+ Transport by UCP1.
Handb Exp Pharmacol. 2019;251:143-159. doi: 10.1007/164_2018_138.
Handb Exp Pharmacol. 2019.
Uncoupling protein 1 decreases superoxide production in brown adipose tissue mitochondria.
J Biol Chem. 2010 Jul 16;285(29):21961-8. doi: 10.1074/jbc.M110.122861. Epub 2010 May 13.
J Biol Chem. 2010.
20466728 Free PMC article.
Within brown-fat cells, UCP1-mediated fatty acid-induced uncoupling is independent of fatty acid metabolism.
Biochim Biophys Acta. 2008 Jul-Aug;1777(7-8):642-50. doi: 10.1016/j.bbabio.2008.04.038. Epub 2008 May 1.
Biochim Biophys Acta. 2008.
The molecular features of uncoupling protein 1 support a conventional mitochondrial carrier-like mechanism.
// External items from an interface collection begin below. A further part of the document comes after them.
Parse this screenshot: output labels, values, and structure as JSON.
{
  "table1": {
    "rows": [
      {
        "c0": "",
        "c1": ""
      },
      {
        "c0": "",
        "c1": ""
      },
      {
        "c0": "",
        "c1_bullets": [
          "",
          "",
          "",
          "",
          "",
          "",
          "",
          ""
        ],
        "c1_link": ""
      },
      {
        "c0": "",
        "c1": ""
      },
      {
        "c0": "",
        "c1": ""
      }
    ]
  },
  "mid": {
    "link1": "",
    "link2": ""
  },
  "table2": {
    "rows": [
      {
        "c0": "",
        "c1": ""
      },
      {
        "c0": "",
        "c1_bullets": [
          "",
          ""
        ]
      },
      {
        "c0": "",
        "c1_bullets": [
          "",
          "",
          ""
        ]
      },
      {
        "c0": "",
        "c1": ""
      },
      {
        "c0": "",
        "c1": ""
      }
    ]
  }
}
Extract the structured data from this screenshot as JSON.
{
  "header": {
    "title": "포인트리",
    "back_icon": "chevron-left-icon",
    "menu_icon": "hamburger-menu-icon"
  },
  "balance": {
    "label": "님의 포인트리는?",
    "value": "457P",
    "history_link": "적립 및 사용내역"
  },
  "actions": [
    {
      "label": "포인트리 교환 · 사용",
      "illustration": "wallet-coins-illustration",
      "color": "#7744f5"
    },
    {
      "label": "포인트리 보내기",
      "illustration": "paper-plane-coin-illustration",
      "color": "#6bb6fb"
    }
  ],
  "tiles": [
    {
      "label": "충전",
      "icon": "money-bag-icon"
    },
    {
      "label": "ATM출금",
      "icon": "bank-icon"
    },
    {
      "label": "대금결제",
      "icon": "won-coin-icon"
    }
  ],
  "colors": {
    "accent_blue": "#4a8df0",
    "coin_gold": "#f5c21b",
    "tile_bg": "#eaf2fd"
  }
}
Biochimie. 2017 Mar;134:35-50. doi: 10.1016/j.biochi.2016.12.016. Epub 2017 Jan 3.
28057583 Free PMC article.
In vitro tissue-engineered adipose constructs for modeling disease.
BMC Biomed Eng. 2019;1:10.1186/s42490-019-0027-7. doi: 10.1186/s42490-019-0027-7. Epub 2019 Oct 29.
BMC Biomed Eng. 2019.
32133436 Free PMC article.
γδ T cells and adipocyte IL-17RC control fat innervation and thermogenesis.
Nature. 2020 Feb;578(7796):610-614. doi: 10.1038/s41586-020-2028-z. Epub 2020 Feb 19.
Impact of Adaptive Thermogenesis in Mice on the Treatment of Obesity.
Cells. 2020 Jan 28;9(2):316. doi: 10.3390/cells9020316.
32012991 Free PMC article.
Research Support, N.I.H., Extramural
Research Support, Non-U.S. Gov't
Adipose Tissue, Brown / metabolism
Fatty Acids / metabolism
Ion Channels / antagonists & inhibitors
Ion Channels / metabolism
Mitochondrial Membranes / metabolism
Mitochondrial Proteins / antagonists & inhibitors
Mitochondrial Proteins / metabolism
LinkOut - more resources
Full Text Sources Molecular Biology Databases Miscellaneous